Just around the corner summer awaits. Summer, the season most misunderstood by those outside the academy who imagine you’re on vacation now for three months.
- Maybe you’re teaching and the difference is negligible.
- Perhaps this is your most productive time of year when you tackle research and writing projects or at least promise yourself you’ll make it the most productive time.
- Likely you anticipate a vacation and/or some downtime to recover from the intensity of the last few months.
As you approach this short-lived transition from academic year to summer ends, try this reflection exercise. Designed to spark your thinking and spur your summer planning, this exercise can set your course for both summer enjoyment and productivity.

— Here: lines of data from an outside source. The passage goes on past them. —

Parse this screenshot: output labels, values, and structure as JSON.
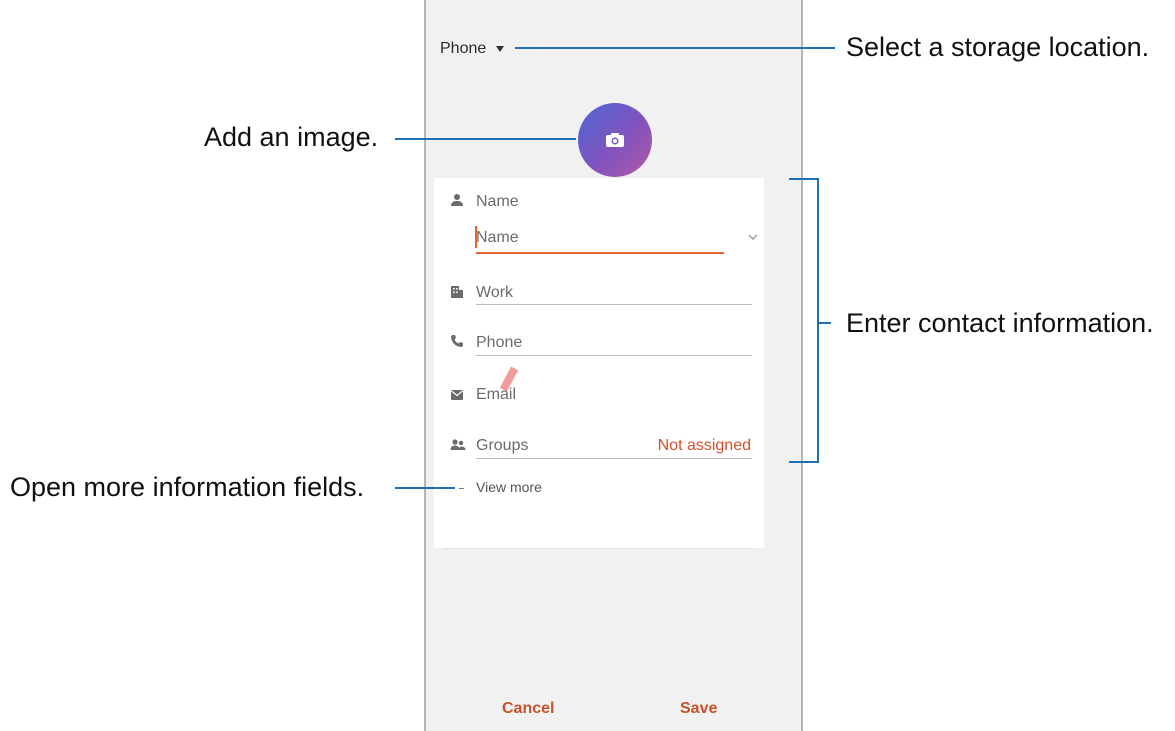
{
  "screen": {
    "storage_label": "Phone",
    "fields": {
      "name_label": "Name",
      "name_placeholder": "Name",
      "work_label": "Work",
      "phone_label": "Phone",
      "email_label": "Email",
      "groups_label": "Groups",
      "groups_value": "Not assigned"
    },
    "view_more": "View more",
    "buttons": {
      "cancel": "Cancel",
      "save": "Save"
    }
  },
  "callouts": {
    "storage": "Select a storage location.",
    "image": "Add an image.",
    "contact": "Enter contact information.",
    "more_fields": "Open more information fields."
  },
  "colors": {
    "accent": "#e0642e",
    "callout_line": "#1e6fb4",
    "camera_gradient_start": "#4d67d6",
    "camera_gradient_end": "#b25aa6"
  },
  "icons": {
    "storage_dropdown": "caret-down-icon",
    "add_image": "camera-icon",
    "name": "person-icon",
    "name_expand": "chevron-down-icon",
    "work": "building-icon",
    "phone": "phone-icon",
    "email": "envelope-icon",
    "groups": "people-icon"
  }
}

Choose a day for this reflection exercise. Don’t worry the exercise won’t take all day, but it works best if you space it out across an entire day. Choose a day that falls immediately after your responsibilities for the Spring term

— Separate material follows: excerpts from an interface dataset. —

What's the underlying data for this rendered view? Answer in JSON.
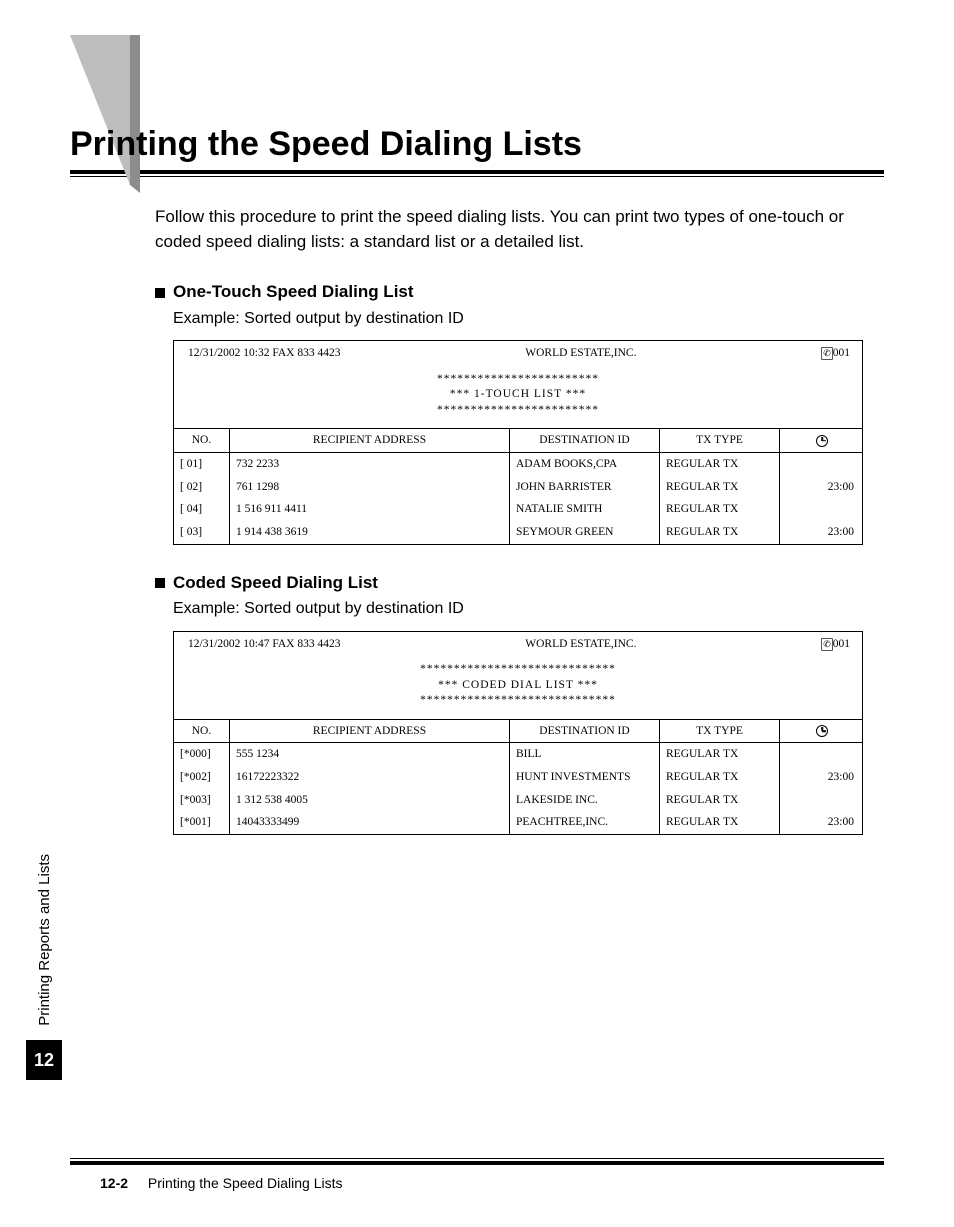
{
  "page": {
    "title": "Printing the Speed Dialing Lists",
    "intro": "Follow this procedure to print the speed dialing lists. You can print two types of one-touch or coded speed dialing lists: a standard list or a detailed list.",
    "tab_label": "Printing Reports and Lists",
    "chapter_number": "12",
    "footer_page": "12-2",
    "footer_title": "Printing the Speed Dialing Lists"
  },
  "sections": [
    {
      "heading": "One-Touch Speed Dialing List",
      "subheading": "Example: Sorted output by destination ID",
      "report": {
        "header_left": "12/31/2002    10:32    FAX  833  4423",
        "header_center": "WORLD  ESTATE,INC.",
        "header_right_num": "001",
        "banner_stars_top": "************************",
        "banner_line": "***      1-TOUCH  LIST      ***",
        "banner_stars_bot": "************************",
        "columns": {
          "no": "NO.",
          "addr": "RECIPIENT  ADDRESS",
          "dest": "DESTINATION  ID",
          "tx": "TX  TYPE"
        },
        "rows": [
          {
            "no": "[    01]",
            "addr": "732  2233",
            "dest": "ADAM  BOOKS,CPA",
            "tx": "REGULAR  TX",
            "time": ""
          },
          {
            "no": "[    02]",
            "addr": "761  1298",
            "dest": "JOHN  BARRISTER",
            "tx": "REGULAR  TX",
            "time": "23:00"
          },
          {
            "no": "[    04]",
            "addr": "1  516  911  4411",
            "dest": "NATALIE  SMITH",
            "tx": "REGULAR  TX",
            "time": ""
          },
          {
            "no": "[    03]",
            "addr": "1  914  438  3619",
            "dest": "SEYMOUR  GREEN",
            "tx": "REGULAR  TX",
            "time": "23:00"
          }
        ]
      }
    },
    {
      "heading": "Coded Speed Dialing List",
      "subheading": "Example: Sorted output by destination ID",
      "report": {
        "header_left": "12/31/2002    10:47    FAX  833  4423",
        "header_center": "WORLD  ESTATE,INC.",
        "header_right_num": "001",
        "banner_stars_top": "*****************************",
        "banner_line": "***      CODED  DIAL  LIST      ***",
        "banner_stars_bot": "*****************************",
        "columns": {
          "no": "NO.",
          "addr": "RECIPIENT ADDRESS",
          "dest": "DESTINATION  ID",
          "tx": "TX  TYPE"
        },
        "rows": [
          {
            "no": "[*000]",
            "addr": "555  1234",
            "dest": "BILL",
            "tx": "REGULAR  TX",
            "time": ""
          },
          {
            "no": "[*002]",
            "addr": "16172223322",
            "dest": "HUNT  INVESTMENTS",
            "tx": "REGULAR  TX",
            "time": "23:00"
          },
          {
            "no": "[*003]",
            "addr": "1  312  538  4005",
            "dest": "LAKESIDE  INC.",
            "tx": "REGULAR  TX",
            "time": ""
          },
          {
            "no": "[*001]",
            "addr": "14043333499",
            "dest": "PEACHTREE,INC.",
            "tx": "REGULAR  TX",
            "time": "23:00"
          }
        ]
      }
    }
  ]
}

For one-hour in the morning of your chosen day reflect on the semester that has just ended. Use these questions to guide your reflection. Yes, actually write the answers. [If you doubt the power of written reflection explore this learning strategy for the evidence in Brown, et al, Make it Stick: The Science of Successful Learning.]

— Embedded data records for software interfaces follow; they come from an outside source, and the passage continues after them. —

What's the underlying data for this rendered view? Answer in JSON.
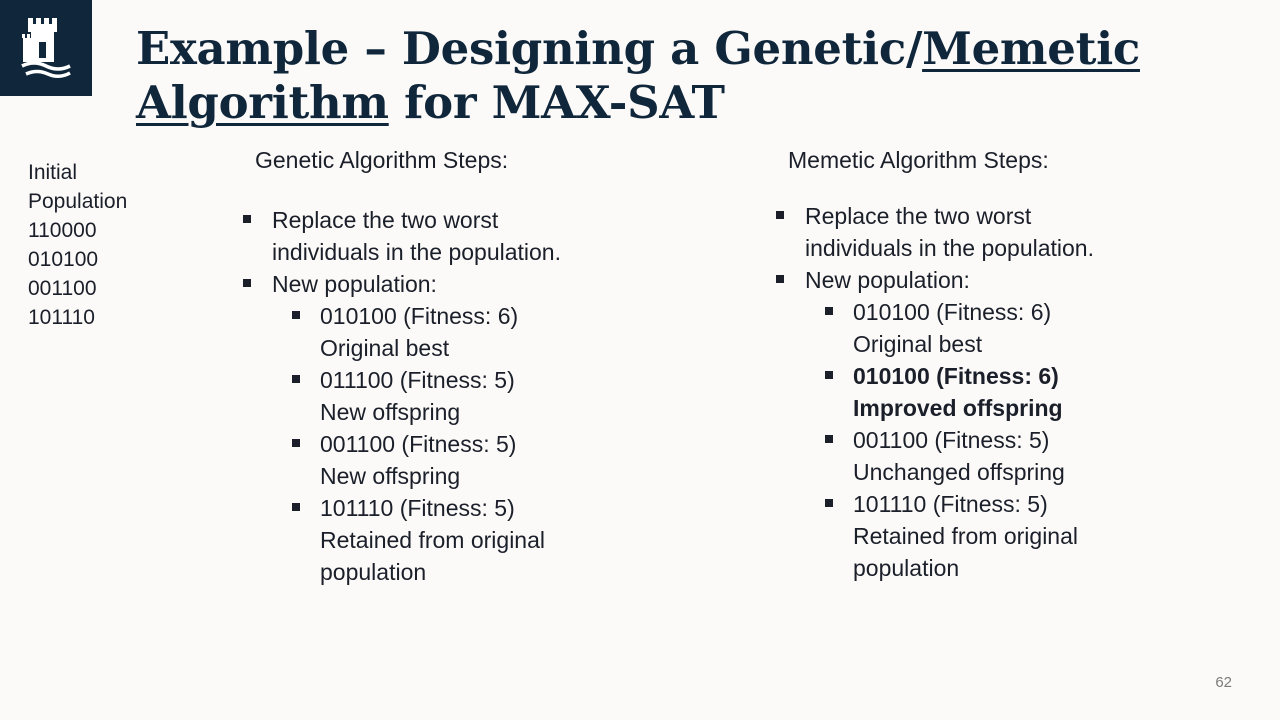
{
  "title": {
    "part1": "Example – Designing a Genetic/",
    "part2": "Memetic",
    "part3": "Algorithm",
    "part4": " for MAX-SAT"
  },
  "initial_population": {
    "label_line1": "Initial",
    "label_line2": "Population",
    "items": [
      "110000",
      "010100",
      "001100",
      "101110"
    ]
  },
  "genetic": {
    "heading": "Genetic Algorithm Steps:",
    "bullet1_line1": "Replace the two worst",
    "bullet1_line2": "individuals in the population.",
    "bullet2": "New population:",
    "entries": [
      {
        "line1": "010100 (Fitness: 6)",
        "line2": "Original best"
      },
      {
        "line1": "011100 (Fitness: 5)",
        "line2": "New offspring"
      },
      {
        "line1": "001100 (Fitness: 5)",
        "line2": "New offspring"
      },
      {
        "line1": "101110 (Fitness: 5)",
        "line2": "Retained from original",
        "line3": "population"
      }
    ]
  },
  "memetic": {
    "heading": "Memetic Algorithm Steps:",
    "bullet1_line1": "Replace the two worst",
    "bullet1_line2": "individuals in the population.",
    "bullet2": "New population:",
    "entries": [
      {
        "line1": "010100 (Fitness: 6)",
        "line2": "Original best"
      },
      {
        "line1": "010100 (Fitness: 6)",
        "line2": "Improved offspring",
        "bold": true
      },
      {
        "line1": "001100 (Fitness: 5)",
        "line2": "Unchanged offspring"
      },
      {
        "line1": "101110 (Fitness: 5)",
        "line2": "Retained from original",
        "line3": "population"
      }
    ]
  },
  "page_number": "62",
  "colors": {
    "brand_navy": "#10263b",
    "background": "#fbfaf8",
    "text": "#1b1f2a"
  }
}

- What successes am I celebrating from the spring semester?
- What enabled my successes?
- What, if any, regrets or frustrations from unfinished tasks am I feeling?
- What contributed to my regrets or end-of-semester frustrations?
- Going forward, what will I do differently because of these insights?
For one-hour in the early afternoon of your chosen day imagine a day approximately 10-11 weeks away. Imagine yourself in that near future 10-11 weeks from now. From the perspective of that future day, reflect on the 10-11 weeks that have pasted (but actually lay ahead), and answer these questions.
- What successes am I celebrating from this SUMMER?
- How have others benefitted from my successes this SUMMER?
- What did I do differently that made these SUMMER successes possible?
- What obstacles did I anticipate 10-11 weeks ago and make plans for, to ensure my SUMMER successes?
For one-hour in the late afternoon or early evening of your chosen day review your written reflections from STEPS 1 & 2, which have primed you to answer these questions.
- What desired reality, in your personal and professional life, do you want to be celebrating when the summer gives way to fall? [Yes, the desired reality is a goal, but in case you resist goal setting hold on to the desired reality.]
- Does the desired reality energize you? (Works best if it does.)
- Will this desired reality enhance the lives of others? (Works best if it does.)
- Is this desired reality connected with your core values and longer-term aspirations for yourself and/or your career? (Works best if it does, even if the long-term is only 6 months away.
Value of a Destination & an Anchor
Congratulations! You now have set a meaningful intention for the summer. Creating this intention provides a clear destination. Let this destination guide and motivate you. Bonus: This written intention also provides an anchor to reconnect you to your desired reality when you get off course, discouraged, confused, and tempted to give up. And you will!
- Write down that desired reality and the day in August you intend to be celebrating it. Even better if you decide now how you will celebrate then.
- Post the desired reality and celebration date in a prominent place or places where you will regularly be reminded and inspired by it.
- Devote time each week to bringing about your desired reality.
- Recognize that course-corrections will be needed along the way. So, track and review your weekly progress so you can make those needed course corrections.